Food prices, which have soared in recent months, are expected to report another slowdown in inflation, with the price of some products, such as butter and milk, dropping recently.

Clothing is also expected to contribute to the lower inflation rate, with an increase in discounting from shops in order to stimulate more sales.

However, these drops are due to be partly offset by increases elsewhere, such as higher fuel prices.

Fuel prices have ticked higher recently due to tightened supply from the Middle East, while damaged gas pipelines in Northern Europe and the conflict in Israel are set to put more upwards pressure on pricing.

September inflation is also due to have been impacted by a possible jump in services inflation.

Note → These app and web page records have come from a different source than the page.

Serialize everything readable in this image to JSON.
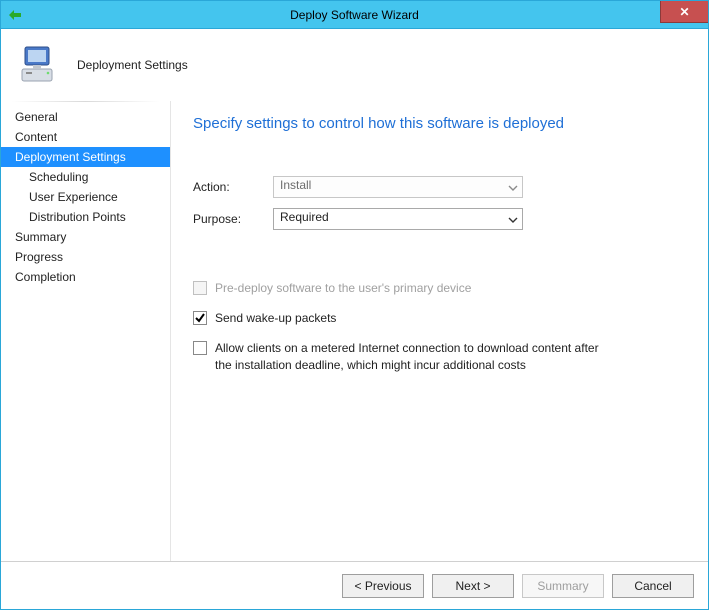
{
  "window": {
    "title": "Deploy Software Wizard",
    "close_glyph": "✕"
  },
  "header": {
    "subtitle": "Deployment Settings"
  },
  "sidebar": {
    "items": [
      {
        "label": "General",
        "selected": false,
        "sub": false
      },
      {
        "label": "Content",
        "selected": false,
        "sub": false
      },
      {
        "label": "Deployment Settings",
        "selected": true,
        "sub": false
      },
      {
        "label": "Scheduling",
        "selected": false,
        "sub": true
      },
      {
        "label": "User Experience",
        "selected": false,
        "sub": true
      },
      {
        "label": "Distribution Points",
        "selected": false,
        "sub": true
      },
      {
        "label": "Summary",
        "selected": false,
        "sub": false
      },
      {
        "label": "Progress",
        "selected": false,
        "sub": false
      },
      {
        "label": "Completion",
        "selected": false,
        "sub": false
      }
    ]
  },
  "content": {
    "heading": "Specify settings to control how this software is deployed",
    "action_label": "Action:",
    "action_value": "Install",
    "purpose_label": "Purpose:",
    "purpose_value": "Required",
    "opt_predeploy": "Pre-deploy software to the user's primary device",
    "opt_wakeup": "Send wake-up packets",
    "opt_metered": "Allow clients on a metered Internet connection to download content after the installation deadline, which might incur additional costs"
  },
  "footer": {
    "previous": "< Previous",
    "next": "Next >",
    "summary": "Summary",
    "cancel": "Cancel"
  }
}
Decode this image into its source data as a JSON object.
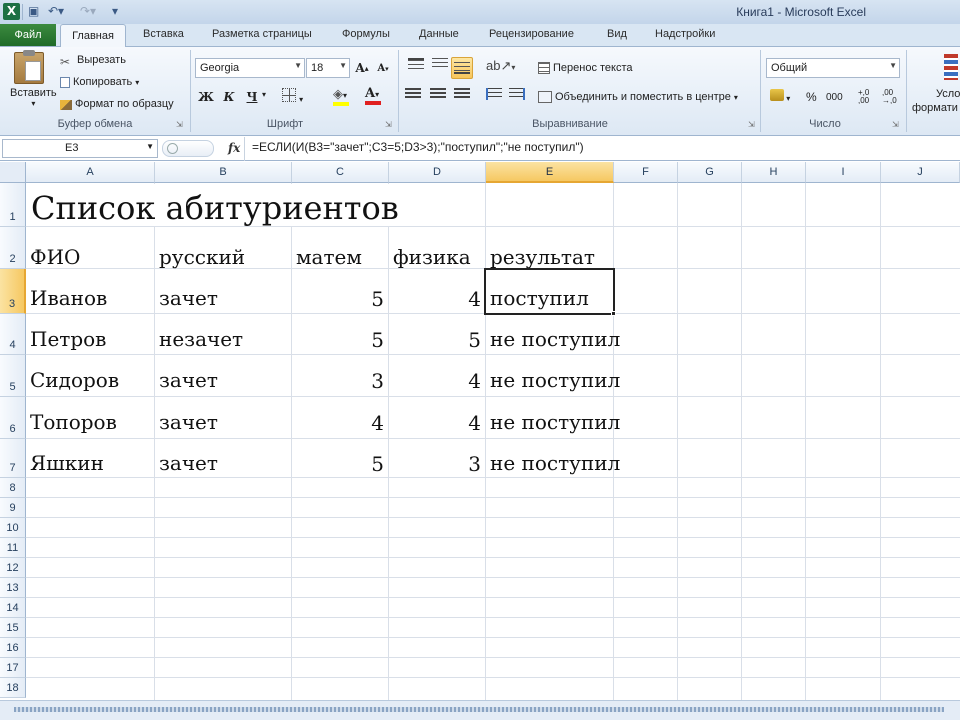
{
  "window": {
    "title": "Книга1 - Microsoft Excel"
  },
  "tabs": [
    "Файл",
    "Главная",
    "Вставка",
    "Разметка страницы",
    "Формулы",
    "Данные",
    "Рецензирование",
    "Вид",
    "Надстройки"
  ],
  "ribbon": {
    "clipboard": {
      "paste": "Вставить",
      "cut": "Вырезать",
      "copy": "Копировать",
      "format_painter": "Формат по образцу",
      "group": "Буфер обмена"
    },
    "font": {
      "name": "Georgia",
      "size": "18",
      "bold": "Ж",
      "italic": "К",
      "underline": "Ч",
      "grow": "A",
      "shrink": "A",
      "color": "A",
      "group": "Шрифт"
    },
    "alignment": {
      "wrap": "Перенос текста",
      "merge": "Объединить и поместить в центре",
      "group": "Выравнивание"
    },
    "number": {
      "format": "Общий",
      "percent": "%",
      "thousands": "000",
      "inc": "+,0 ,00",
      "dec": ",00 →,0",
      "group": "Число"
    },
    "styles": {
      "cond": "Усло",
      "format": "формати"
    }
  },
  "formula_bar": {
    "name_box": "E3",
    "fx": "fx",
    "formula": "=ЕСЛИ(И(B3=\"зачет\";C3=5;D3>3);\"поступил\";\"не поступил\")"
  },
  "columns": [
    "A",
    "B",
    "C",
    "D",
    "E",
    "F",
    "G",
    "H",
    "I",
    "J"
  ],
  "rows": [
    "1",
    "2",
    "3",
    "4",
    "5",
    "6",
    "7",
    "8",
    "9",
    "10",
    "11",
    "12",
    "13",
    "14",
    "15",
    "16",
    "17",
    "18"
  ],
  "sheet": {
    "title": "Список абитуриентов",
    "headers": [
      "ФИО",
      "русский",
      "матем",
      "физика",
      "результат"
    ],
    "data": [
      [
        "Иванов",
        "зачет",
        "5",
        "4",
        "поступил"
      ],
      [
        "Петров",
        "незачет",
        "5",
        "5",
        "не поступил"
      ],
      [
        "Сидоров",
        "зачет",
        "3",
        "4",
        "не поступил"
      ],
      [
        "Топоров",
        "зачет",
        "4",
        "4",
        "не поступил"
      ],
      [
        "Яшкин",
        "зачет",
        "5",
        "3",
        "не поступил"
      ]
    ]
  }
}
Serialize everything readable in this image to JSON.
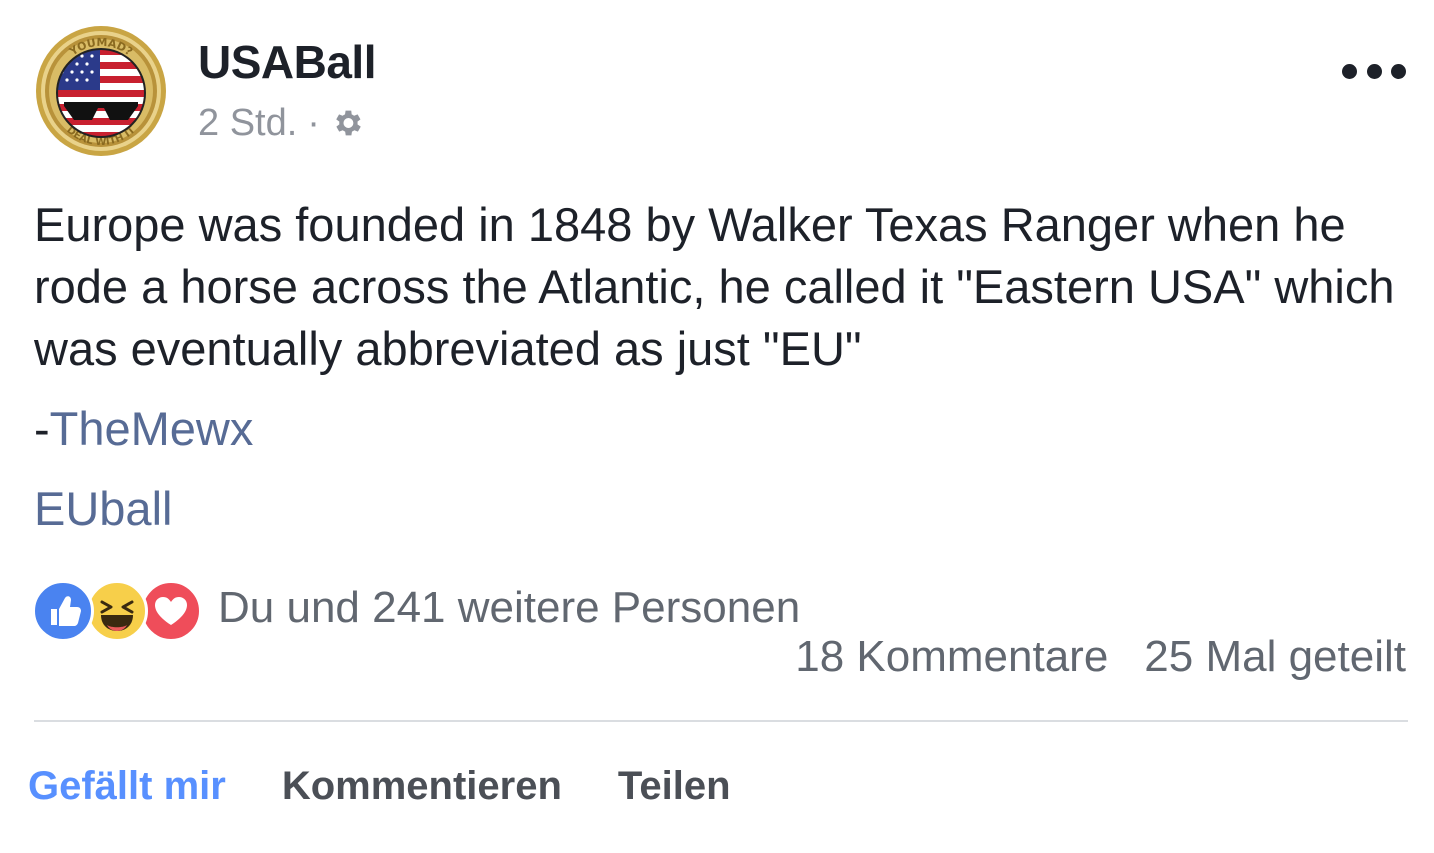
{
  "post": {
    "author": "USABall",
    "timestamp": "2 Std.",
    "separator": "·",
    "privacy_icon": "gear-icon",
    "more_icon": "more-dots-icon",
    "text": "Europe was founded in 1848 by Walker Texas Ranger when he rode a horse across the Atlantic, he called it \"Eastern USA\" which was eventually abbreviated as just \"EU\"",
    "attribution_prefix": "-",
    "attribution_name": "TheMewx",
    "hashtag": "EUball"
  },
  "avatar_badge_text": {
    "top": "YOUMAD?",
    "bottom": "DEAL WITH IT"
  },
  "reactions": {
    "types": [
      "like-icon",
      "haha-icon",
      "love-icon"
    ],
    "summary": "Du und 241 weitere Personen"
  },
  "counts": {
    "comments": "18 Kommentare",
    "shares": "25 Mal geteilt"
  },
  "actions": {
    "like": "Gefällt mir",
    "comment": "Kommentieren",
    "share": "Teilen"
  },
  "colors": {
    "link": "#576b95",
    "like_active": "#5890ff",
    "text": "#1d2129",
    "muted": "#90949c"
  }
}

This is likely to have been buoyed by a significant rise in private school and nursery fees.

The Government will once again have a keen eye on the inflation data as they hope to witness signs they are on track with their pledge to halve inflation in 2023.

In order to meet this pledge – which was one of five key commitments for the year – they will need inflation to be below 5.4% by the end of the year.

September’s reading will also be important to the Treasury in relation to state finances as it will provide a clearer idea of how much state benefit payments are due to increase next year.

Inflation-linked benefits, such as universal credit, and tax credits, are expected to rise in April next year by the rate of CPI inflation from this September.

A higher-than-expected rate of inflation is therefore likely to see increased costs for the Treasury.

Nevertheless, this outcome could also result in higher tax revenues, as some taxes are tied to the inflation rate for the month.

Business rates – the property tax paid by high street firms such as shops, pubs and offices – are due to increase in April based on this CPI reading.

Analysts have predicted that rates bills for company could rise by between £1.5 billion and £2 billion next year as a result.

Pension payments can also increase in line with the September figure, but this is not expected to be case this time around due to the “triple lock”.

The Government’s “triple lock” commitment means state pensions will increase by the highest of three figures: the inflation reading for September the previous year, average year-on-year earnings growth from May to July of the previous year, or 2.5%.

However, given earnings grew by 8.5% over the quarter to July against the same period a year earlier, this is due to be used for the rise in state pensions unless there is a shocking surge in the latest inflation figures.